Anne of Ingleside — which is set a little earlier, when Rilla and her siblings are still children — ends with Anne, the happy matron, going from room to room to check on her sleeping children. Looking in on her son Walter, she notices that the window bars cast the shadow of a cross on his wall. “In long after years Anne was to remember that and wonder if it were an omen of Courcelette […] of a cross-marked grave ‘somewhere in France.’” Walter, the poet, is initially tortured by the knowledge that he is too afraid to enlist. He stays in college, where people begin to snub him — or worse — because he is not in khaki. And then the Germans sink the Lusitania, and he is outraged enough to overcome his fear and join up. On the European battlefield, he writes a poem, “a short, poignant little thing. In a month it had carried Walter’s name to every corner of the globe. […] A Canadian lad in the Flanders trenches had written the one great poem of the war.” Montgomery surely had in mind the poem “In Flanders Fields,” which was written by a Canadian surgeon at a battlefield hospital near Ypres.
Walter doesn’t make it home — as you will have no doubt guessed from the omens and cross-marked graves. And Rilla of Ingleside does an extraordinary job of conveying the anguish and worry of having sons far away in the trenches, fighting endless bloody battles to take and retake small pieces of ground, while at home you have to go on living and working and, all the time, tracking the faraway battles, waiting for the casualty lists, asking again and again, as Rilla writes in her diary, “Over there in France tonight — does the line hold?”
Series books set in the real world must take into account the actual turns of history. The horseless carriage replaces the horse and buggy. New dances become popular. The world goes to war. And finally, a hundred years ago this November, the war comes to an end and the soldiers left alive can come home to their waiting families. “Did I ever say November was an ugly month?” Rilla asks when the Armistice comes.
Why it’s the most beautiful month in the whole year. Listen to the bells ringing. […] They’re ringing for peace — and new happiness — and all the dear, sweet, sane, homey things that we can have again now […] Soon we’ll sober down — and “keep faith” — and begin to build up our new world. But just for today let’s be mad and glad.
At this centennial moment, as we rethink and reinterpret the enduring legacy of World War I, it’s interesting to reread these narratives of children growing up into their historical destinies. They do not know they are a war generation, but they are carried forward by time, which moves as inexorably as any book series.

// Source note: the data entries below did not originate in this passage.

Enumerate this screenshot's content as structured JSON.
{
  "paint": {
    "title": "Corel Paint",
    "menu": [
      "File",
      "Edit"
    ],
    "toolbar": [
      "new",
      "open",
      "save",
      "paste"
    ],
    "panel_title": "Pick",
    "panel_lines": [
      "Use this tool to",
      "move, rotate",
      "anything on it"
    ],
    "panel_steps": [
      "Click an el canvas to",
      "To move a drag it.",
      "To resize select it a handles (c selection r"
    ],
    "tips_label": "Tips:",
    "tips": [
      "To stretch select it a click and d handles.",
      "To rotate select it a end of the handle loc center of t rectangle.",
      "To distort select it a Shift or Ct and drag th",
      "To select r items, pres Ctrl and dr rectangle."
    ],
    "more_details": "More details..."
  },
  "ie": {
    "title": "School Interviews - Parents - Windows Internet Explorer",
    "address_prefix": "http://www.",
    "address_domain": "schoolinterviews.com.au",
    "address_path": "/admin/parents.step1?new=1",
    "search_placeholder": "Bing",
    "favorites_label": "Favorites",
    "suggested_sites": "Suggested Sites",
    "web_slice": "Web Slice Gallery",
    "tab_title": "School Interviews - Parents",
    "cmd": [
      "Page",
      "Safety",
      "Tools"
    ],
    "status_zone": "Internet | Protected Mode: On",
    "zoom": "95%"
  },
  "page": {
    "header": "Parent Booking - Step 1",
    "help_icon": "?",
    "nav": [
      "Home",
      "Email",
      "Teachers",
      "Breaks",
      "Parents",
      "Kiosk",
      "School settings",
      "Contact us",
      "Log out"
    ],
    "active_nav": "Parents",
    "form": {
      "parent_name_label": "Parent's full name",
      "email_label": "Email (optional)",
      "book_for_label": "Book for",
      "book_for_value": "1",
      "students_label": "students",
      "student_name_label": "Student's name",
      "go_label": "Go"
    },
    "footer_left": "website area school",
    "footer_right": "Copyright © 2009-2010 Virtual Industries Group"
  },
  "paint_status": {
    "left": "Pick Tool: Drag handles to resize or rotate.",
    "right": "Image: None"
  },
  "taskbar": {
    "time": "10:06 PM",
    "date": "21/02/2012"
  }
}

Perri Klass is professor of journalism and pediatrics at New York University. She is the author of Treatment Kind and Fair: Letters to a Young Doctor (2007) and The Mercy Rule (2008), a novel.